Wherever a line of the records contains "Гордеев", copy that line.

[Items from a data source]
=== Section Start ===

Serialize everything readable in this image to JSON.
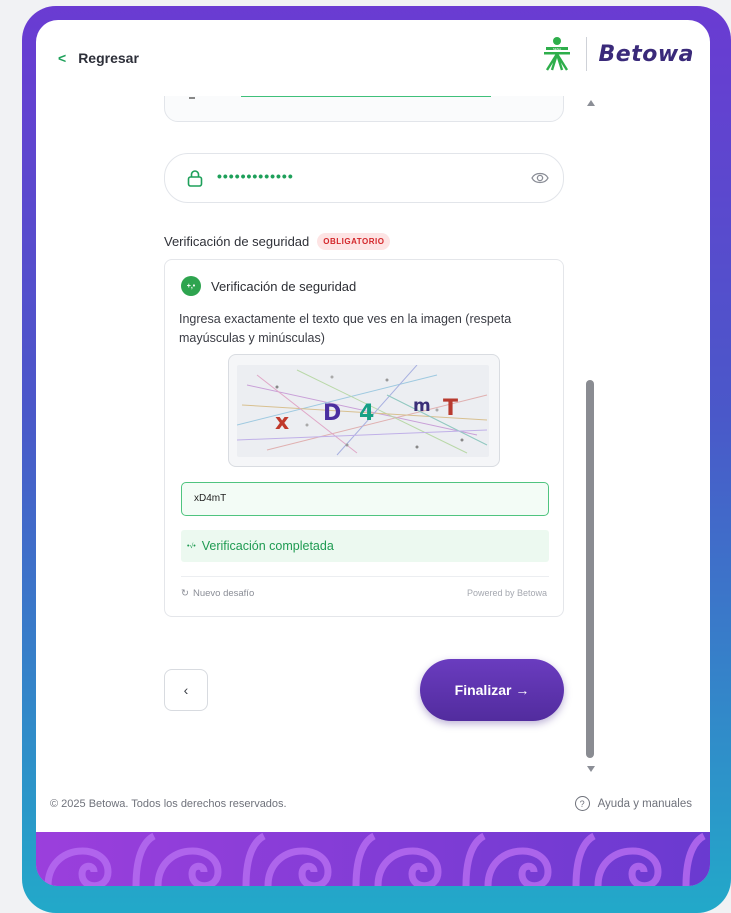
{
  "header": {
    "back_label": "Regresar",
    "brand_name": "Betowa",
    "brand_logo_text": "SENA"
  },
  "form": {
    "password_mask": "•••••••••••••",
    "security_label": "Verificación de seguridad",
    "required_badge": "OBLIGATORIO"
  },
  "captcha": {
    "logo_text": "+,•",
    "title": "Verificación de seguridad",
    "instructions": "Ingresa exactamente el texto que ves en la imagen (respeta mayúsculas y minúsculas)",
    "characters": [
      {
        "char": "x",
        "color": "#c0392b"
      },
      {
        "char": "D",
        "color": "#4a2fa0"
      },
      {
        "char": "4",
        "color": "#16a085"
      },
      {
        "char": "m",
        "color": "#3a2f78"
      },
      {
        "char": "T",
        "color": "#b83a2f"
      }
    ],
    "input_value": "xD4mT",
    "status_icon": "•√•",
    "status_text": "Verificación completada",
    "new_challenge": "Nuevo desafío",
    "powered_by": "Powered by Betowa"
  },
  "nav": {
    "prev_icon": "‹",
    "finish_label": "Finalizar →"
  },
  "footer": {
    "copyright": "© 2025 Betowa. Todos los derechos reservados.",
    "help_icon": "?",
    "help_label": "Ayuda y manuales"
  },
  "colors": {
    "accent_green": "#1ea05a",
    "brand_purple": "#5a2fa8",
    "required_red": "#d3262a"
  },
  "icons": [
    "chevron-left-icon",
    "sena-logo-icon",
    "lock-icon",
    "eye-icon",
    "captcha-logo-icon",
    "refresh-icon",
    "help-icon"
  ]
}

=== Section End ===
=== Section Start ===

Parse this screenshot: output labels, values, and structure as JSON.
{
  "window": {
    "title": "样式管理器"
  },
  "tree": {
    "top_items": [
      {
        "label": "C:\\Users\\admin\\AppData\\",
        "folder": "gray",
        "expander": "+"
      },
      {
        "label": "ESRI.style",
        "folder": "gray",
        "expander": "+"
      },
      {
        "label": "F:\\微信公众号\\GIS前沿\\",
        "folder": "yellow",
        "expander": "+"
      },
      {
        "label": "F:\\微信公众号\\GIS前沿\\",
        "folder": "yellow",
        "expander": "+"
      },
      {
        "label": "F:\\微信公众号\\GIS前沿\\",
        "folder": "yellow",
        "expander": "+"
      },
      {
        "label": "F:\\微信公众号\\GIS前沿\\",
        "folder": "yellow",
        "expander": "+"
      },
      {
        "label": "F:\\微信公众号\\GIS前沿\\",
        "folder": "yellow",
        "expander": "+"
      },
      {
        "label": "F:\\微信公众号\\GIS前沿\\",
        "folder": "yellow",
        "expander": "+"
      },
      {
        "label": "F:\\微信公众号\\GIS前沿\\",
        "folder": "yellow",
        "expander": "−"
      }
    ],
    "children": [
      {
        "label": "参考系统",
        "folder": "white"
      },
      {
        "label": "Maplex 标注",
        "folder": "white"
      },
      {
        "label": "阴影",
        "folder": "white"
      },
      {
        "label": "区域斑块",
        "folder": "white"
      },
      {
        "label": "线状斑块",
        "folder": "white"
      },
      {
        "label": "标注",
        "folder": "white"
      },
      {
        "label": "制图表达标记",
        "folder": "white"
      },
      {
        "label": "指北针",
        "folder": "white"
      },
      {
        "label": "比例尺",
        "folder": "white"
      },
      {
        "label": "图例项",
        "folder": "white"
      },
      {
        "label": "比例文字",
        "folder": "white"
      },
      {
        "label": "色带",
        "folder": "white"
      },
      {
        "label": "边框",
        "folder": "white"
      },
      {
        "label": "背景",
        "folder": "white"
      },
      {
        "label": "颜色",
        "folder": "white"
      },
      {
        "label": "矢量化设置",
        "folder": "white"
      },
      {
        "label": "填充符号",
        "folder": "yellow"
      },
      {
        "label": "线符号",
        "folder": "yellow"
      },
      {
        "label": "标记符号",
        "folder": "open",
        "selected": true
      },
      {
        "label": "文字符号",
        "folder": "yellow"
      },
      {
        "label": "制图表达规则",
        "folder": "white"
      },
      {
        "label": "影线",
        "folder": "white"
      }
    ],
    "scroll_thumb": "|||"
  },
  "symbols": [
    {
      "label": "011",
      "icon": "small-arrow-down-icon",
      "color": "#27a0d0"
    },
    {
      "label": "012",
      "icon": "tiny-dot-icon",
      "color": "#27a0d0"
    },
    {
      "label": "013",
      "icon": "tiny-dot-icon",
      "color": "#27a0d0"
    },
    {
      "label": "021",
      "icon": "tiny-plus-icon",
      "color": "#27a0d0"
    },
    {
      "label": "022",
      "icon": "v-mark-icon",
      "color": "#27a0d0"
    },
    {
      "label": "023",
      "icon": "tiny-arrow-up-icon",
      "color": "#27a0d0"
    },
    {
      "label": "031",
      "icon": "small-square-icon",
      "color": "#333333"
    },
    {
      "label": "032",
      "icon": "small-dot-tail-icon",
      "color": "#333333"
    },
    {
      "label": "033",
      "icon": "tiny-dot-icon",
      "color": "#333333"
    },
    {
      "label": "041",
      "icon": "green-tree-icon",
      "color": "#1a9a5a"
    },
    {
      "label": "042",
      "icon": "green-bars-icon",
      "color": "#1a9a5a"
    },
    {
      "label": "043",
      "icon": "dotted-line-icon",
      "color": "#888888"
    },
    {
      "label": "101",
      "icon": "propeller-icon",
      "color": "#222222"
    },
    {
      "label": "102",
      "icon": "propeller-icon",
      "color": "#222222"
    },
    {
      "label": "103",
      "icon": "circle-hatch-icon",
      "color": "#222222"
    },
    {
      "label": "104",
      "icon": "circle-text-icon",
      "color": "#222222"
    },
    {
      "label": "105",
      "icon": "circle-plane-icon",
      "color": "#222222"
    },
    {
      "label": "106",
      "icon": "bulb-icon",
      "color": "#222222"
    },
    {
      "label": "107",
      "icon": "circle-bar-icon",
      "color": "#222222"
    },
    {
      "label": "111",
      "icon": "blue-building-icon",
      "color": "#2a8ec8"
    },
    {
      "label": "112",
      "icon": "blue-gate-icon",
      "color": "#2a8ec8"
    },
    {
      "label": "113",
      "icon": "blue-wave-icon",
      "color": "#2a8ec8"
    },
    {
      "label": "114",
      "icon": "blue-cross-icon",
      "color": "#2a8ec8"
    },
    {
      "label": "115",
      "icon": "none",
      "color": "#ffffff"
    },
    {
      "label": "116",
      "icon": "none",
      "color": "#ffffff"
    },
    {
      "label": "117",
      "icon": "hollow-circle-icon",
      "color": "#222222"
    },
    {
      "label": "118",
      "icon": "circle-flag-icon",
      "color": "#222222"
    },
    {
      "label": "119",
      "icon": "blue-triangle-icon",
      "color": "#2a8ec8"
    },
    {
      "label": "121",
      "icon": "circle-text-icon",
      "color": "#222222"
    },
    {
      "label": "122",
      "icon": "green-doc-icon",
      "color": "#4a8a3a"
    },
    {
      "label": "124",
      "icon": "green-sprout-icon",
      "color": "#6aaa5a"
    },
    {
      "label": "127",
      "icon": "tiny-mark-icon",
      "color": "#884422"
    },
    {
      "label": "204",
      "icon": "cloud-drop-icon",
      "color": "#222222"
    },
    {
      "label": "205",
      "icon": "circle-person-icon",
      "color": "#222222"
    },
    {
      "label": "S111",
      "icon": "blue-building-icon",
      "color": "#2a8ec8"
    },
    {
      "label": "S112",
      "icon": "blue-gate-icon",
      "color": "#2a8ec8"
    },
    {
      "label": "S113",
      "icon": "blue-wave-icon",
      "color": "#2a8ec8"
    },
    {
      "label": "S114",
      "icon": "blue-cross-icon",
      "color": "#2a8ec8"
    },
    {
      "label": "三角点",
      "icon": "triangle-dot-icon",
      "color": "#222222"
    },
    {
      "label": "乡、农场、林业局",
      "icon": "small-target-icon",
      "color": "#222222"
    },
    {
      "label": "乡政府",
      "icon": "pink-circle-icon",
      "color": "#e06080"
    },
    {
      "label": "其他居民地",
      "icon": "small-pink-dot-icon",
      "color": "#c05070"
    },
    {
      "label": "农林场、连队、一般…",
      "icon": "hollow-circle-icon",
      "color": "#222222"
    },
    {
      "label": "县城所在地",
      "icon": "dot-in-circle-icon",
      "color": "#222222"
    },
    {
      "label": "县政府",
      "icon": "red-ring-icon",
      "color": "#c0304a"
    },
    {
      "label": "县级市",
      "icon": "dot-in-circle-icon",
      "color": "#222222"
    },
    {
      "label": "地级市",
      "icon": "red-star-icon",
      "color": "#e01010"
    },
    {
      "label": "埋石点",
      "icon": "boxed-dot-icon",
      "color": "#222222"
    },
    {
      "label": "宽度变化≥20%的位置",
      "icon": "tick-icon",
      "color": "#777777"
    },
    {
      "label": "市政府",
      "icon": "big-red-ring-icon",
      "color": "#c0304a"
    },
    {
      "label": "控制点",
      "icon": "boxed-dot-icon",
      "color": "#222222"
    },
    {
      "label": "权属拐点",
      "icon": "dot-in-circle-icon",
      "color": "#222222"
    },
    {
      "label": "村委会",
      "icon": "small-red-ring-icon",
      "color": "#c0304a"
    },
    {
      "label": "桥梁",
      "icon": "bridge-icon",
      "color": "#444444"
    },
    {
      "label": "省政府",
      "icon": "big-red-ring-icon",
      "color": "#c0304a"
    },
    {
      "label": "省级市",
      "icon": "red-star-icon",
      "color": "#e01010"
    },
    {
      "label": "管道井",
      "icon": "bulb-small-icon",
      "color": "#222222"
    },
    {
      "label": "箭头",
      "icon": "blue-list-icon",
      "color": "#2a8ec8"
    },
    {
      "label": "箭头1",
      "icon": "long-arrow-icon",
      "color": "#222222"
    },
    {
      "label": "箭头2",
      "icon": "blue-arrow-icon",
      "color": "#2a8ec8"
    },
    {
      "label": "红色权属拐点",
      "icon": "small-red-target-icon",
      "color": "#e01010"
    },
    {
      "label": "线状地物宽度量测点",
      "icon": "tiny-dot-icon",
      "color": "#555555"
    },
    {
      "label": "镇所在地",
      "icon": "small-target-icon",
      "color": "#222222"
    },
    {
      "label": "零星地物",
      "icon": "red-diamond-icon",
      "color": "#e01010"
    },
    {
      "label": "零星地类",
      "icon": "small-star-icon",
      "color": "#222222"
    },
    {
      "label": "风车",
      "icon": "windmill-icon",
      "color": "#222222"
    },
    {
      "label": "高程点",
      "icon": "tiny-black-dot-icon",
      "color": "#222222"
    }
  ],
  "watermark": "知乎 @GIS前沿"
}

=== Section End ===
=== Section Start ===

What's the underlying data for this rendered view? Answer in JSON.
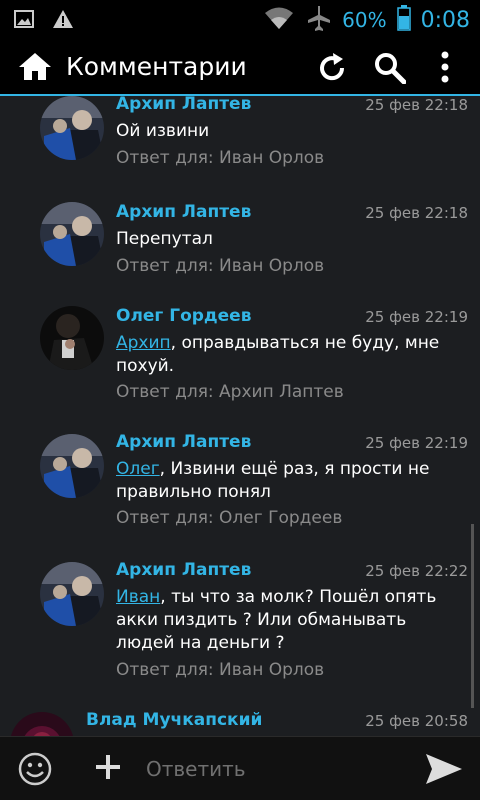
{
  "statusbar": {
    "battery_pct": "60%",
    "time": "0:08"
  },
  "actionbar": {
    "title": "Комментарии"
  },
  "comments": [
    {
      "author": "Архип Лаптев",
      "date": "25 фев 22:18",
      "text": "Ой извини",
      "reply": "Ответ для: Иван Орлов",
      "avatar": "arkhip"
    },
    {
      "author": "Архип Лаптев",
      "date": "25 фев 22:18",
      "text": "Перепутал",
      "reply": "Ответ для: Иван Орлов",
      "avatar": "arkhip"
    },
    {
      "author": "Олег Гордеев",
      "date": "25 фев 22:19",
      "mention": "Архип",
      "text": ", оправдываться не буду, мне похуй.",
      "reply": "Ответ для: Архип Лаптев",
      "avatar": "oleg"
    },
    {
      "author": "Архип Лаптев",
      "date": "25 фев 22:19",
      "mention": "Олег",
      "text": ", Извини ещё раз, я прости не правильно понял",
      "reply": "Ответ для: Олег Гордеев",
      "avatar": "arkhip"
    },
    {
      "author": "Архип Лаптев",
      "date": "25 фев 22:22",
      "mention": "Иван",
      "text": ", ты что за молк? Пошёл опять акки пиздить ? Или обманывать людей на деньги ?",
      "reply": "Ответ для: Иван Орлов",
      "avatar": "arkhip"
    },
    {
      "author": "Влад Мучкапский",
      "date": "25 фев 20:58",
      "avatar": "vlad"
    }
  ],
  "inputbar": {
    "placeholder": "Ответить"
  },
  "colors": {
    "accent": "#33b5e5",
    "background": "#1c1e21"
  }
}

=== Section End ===

**Answer to the exercise**
      "author": "Олег Гордеев",
      "reply": "Ответ для: Олег Гордеев",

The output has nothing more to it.